━━━ Records provided

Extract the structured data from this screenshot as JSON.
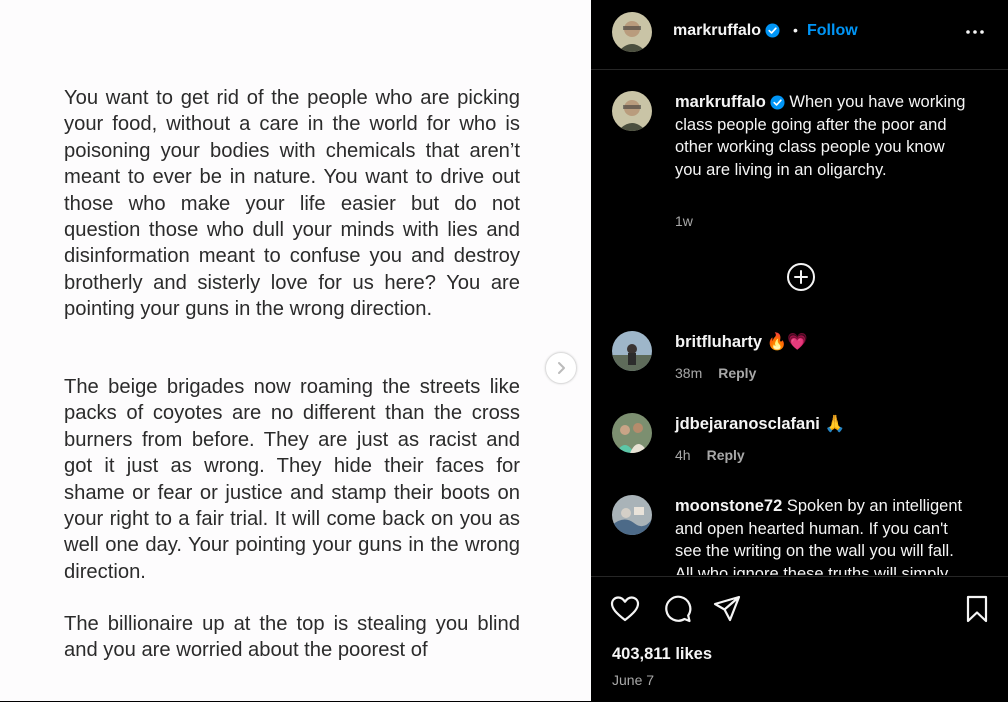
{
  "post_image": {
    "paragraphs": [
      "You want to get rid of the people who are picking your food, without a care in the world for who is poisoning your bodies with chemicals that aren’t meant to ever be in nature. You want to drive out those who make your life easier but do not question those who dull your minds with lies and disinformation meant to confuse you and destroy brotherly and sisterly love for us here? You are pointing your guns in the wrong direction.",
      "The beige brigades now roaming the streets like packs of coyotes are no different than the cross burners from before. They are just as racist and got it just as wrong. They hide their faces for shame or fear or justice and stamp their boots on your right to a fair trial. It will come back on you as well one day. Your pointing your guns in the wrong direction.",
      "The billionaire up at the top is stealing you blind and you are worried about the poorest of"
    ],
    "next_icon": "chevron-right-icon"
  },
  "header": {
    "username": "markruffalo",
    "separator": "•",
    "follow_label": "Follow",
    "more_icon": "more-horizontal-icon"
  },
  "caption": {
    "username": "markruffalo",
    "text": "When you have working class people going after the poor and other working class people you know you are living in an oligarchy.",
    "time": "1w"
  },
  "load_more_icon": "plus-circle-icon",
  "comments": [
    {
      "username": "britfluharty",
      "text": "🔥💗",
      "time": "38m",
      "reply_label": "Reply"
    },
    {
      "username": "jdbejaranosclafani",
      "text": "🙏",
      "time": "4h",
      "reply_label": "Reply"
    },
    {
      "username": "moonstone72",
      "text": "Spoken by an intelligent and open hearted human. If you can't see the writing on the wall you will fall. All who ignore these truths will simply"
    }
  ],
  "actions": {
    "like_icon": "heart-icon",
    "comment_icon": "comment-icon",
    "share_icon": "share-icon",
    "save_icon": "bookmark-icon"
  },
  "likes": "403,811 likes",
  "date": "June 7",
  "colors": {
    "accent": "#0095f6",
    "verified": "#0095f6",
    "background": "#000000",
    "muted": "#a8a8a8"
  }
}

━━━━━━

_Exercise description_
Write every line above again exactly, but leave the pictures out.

_Solution_
Extract the structured data from this screenshot as JSON.
{
  "post_image": {
    "paragraphs": [
      "You want to get rid of the people who are picking your food, without a care in the world for who is poisoning your bodies with chemicals that aren’t meant to ever be in nature. You want to drive out those who make your life easier but do not question those who dull your minds with lies and disinformation meant to confuse you and destroy brotherly and sisterly love for us here? You are pointing your guns in the wrong direction.",
      "The beige brigades now roaming the streets like packs of coyotes are no different than the cross burners from before. They are just as racist and got it just as wrong. They hide their faces for shame or fear or justice and stamp their boots on your right to a fair trial. It will come back on you as well one day. Your pointing your guns in the wrong direction.",
      "The billionaire up at the top is stealing you blind and you are worried about the poorest of"
    ],
    "next_icon": "chevron-right-icon"
  },
  "header": {
    "username": "markruffalo",
    "separator": "•",
    "follow_label": "Follow",
    "more_icon": "more-horizontal-icon"
  },
  "caption": {
    "username": "markruffalo",
    "text": "When you have working class people going after the poor and other working class people you know you are living in an oligarchy.",
    "time": "1w"
  },
  "load_more_icon": "plus-circle-icon",
  "comments": [
    {
      "username": "britfluharty",
      "text": "🔥💗",
      "time": "38m",
      "reply_label": "Reply"
    },
    {
      "username": "jdbejaranosclafani",
      "text": "🙏",
      "time": "4h",
      "reply_label": "Reply"
    },
    {
      "username": "moonstone72",
      "text": "Spoken by an intelligent and open hearted human. If you can't see the writing on the wall you will fall. All who ignore these truths will simply"
    }
  ],
  "actions": {
    "like_icon": "heart-icon",
    "comment_icon": "comment-icon",
    "share_icon": "share-icon",
    "save_icon": "bookmark-icon"
  },
  "likes": "403,811 likes",
  "date": "June 7",
  "colors": {
    "accent": "#0095f6",
    "verified": "#0095f6",
    "background": "#000000",
    "muted": "#a8a8a8"
  }
}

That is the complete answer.